Prepare Before You Go
The best way to make sure you have a successful emergency room trip is to do some preparation beforehand. This means before anyone in your family is injured. When someone gets hurt, it’s easy to become distracted and forget what you might need, so the best time to prepare is when no one is hurt, and you can think clearly and rationally about what you might need. Make sure you know what emergency rooms are covered under your health insurance plan. After figuring out which hospital emergency rooms are covered find out which ones are closest to your place of employment, your spouse’s place of employment, your child’s school and anywhere else that you spend a lot of time. Make sure you know how to get to these places before you need to rush there.
Everyone in your family should also have an insurance card with them or know the information.

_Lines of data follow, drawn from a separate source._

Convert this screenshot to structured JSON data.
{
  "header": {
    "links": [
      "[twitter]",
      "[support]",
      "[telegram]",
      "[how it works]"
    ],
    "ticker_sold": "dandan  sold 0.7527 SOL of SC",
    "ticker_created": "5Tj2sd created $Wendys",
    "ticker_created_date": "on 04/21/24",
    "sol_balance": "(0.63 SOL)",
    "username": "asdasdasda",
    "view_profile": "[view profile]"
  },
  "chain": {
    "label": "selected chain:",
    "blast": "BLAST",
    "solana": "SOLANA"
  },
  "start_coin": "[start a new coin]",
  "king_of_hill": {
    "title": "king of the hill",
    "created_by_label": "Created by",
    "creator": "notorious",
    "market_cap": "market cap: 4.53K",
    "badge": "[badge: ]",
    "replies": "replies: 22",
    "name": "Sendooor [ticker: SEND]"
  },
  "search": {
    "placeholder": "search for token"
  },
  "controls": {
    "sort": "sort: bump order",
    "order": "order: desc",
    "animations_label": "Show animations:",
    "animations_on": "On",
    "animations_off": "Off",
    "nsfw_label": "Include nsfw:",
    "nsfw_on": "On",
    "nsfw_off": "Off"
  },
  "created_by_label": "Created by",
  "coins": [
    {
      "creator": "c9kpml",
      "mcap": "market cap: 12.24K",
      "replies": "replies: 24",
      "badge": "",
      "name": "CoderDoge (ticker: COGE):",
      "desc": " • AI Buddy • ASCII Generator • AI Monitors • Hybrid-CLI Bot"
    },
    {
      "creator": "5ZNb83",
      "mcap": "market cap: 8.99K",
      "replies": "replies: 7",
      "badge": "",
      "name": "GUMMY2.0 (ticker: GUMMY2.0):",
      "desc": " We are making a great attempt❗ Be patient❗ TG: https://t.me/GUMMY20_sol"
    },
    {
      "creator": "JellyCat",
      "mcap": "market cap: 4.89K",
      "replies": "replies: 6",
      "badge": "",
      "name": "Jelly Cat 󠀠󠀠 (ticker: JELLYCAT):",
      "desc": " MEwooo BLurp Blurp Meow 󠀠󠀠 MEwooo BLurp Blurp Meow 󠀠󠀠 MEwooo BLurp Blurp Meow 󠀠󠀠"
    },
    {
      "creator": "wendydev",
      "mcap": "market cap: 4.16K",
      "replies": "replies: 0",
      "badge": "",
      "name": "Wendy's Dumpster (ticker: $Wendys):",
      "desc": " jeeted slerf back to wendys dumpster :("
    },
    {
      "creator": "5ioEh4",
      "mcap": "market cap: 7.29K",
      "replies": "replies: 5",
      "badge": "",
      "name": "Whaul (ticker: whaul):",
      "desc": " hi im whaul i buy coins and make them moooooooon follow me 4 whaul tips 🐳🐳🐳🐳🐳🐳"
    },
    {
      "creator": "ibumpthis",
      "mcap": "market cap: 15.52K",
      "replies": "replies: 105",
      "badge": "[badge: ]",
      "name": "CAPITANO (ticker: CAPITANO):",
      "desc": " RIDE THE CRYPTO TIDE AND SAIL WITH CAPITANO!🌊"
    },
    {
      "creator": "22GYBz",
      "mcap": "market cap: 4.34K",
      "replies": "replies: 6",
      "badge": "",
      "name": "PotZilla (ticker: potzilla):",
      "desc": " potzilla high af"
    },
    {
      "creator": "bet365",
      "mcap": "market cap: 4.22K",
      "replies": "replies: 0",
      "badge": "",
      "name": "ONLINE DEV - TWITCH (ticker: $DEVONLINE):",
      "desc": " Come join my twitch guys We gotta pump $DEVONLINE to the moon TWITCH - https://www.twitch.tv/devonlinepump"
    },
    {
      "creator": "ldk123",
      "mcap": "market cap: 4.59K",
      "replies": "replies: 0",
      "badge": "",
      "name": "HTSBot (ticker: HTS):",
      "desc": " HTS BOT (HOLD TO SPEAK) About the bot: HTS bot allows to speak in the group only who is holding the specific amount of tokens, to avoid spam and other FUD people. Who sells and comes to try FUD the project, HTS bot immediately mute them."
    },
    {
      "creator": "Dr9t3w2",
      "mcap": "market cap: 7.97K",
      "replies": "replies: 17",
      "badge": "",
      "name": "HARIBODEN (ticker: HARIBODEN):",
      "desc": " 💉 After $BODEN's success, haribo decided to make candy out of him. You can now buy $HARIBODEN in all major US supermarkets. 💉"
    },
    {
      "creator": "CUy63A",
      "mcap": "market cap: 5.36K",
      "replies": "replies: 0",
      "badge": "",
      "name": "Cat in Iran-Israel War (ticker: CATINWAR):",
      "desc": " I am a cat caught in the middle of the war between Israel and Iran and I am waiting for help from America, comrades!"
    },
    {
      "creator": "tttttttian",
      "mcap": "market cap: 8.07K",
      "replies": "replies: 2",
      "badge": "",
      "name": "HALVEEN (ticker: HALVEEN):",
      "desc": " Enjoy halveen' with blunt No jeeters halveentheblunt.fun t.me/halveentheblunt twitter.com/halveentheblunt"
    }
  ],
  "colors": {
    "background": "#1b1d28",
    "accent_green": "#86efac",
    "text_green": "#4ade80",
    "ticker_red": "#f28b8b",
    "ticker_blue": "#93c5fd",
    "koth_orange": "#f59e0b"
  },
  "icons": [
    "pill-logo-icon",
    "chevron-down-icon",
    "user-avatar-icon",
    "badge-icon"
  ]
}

Also, make sure you have any pertinent medical information written down such as chronic diseases, medications, previous injuries or blood types. All of this information can save precious time while in the emergency room, and if you have this information handy, you can decrease your risk of emergency room malpractice.
If it comes down to it, and you must go to the emergency room, call the regular physician of the person going to the emergency room. This call can often save you thousands of dollars of emergency room costs that weren’t “pre-approved” by your physician. You should also read through your medical insurance, so you know what to expect when the bill finally arrives. Some insurances charge a larger co-pay for an ER visit, but also keep in mind that not all tests are always covered, even when recommended by an emergency room physician.
Do Tell the Truth
No matter why you are at the emergency room, you must be as honest with the doctors and nurses as possible. Again, no matter the situation you should feel assured that most doctors and nurses have seen it all and that there is almost nothing you could tell them that will genuinely surprise them. Giving your health care provider accurate information about what occurred can have an impact on the treatments that are chosen and the test that are given.
By the same token, don’t make up information when discussing what happened. If you don’t know what your child ate, or when you last had a tetanus shot be honest about these issues too. Your doctor will know how to proceed even if you don’t know the full story. Especially with young children, it can be difficult to ascertain what happened unless you saw it with your own eyes. Children often feel that they might be “in trouble” when something upsetting happens, and again they are probably in pain. This also distracts from their ability to accurately relate what happened.
Avoid the ER
The best way to avoid the risks, hassles, and costs of the emergency room is to simply not visit the ER. This doesn’t mean you should forgo treatment, but it does mean that you shouldn’t use the emergency room as a substitute for a visit to your regular doctor. Don’t let an ailment get so bad that you have to visit the ER for a cough or an infection. Keep a close watch on any issues and make a regular appointment if you need to. Many doctor’s offices have a call-in or nurse line where you can ask questions and in today’s always connected world you may even be able to email your doctor. Most regular doctor’s offices also have “sick” visits, where you can call in the day of and get an appointment. It might not be with your regular doctor, but it’s still less hassle and expense than an ER visit.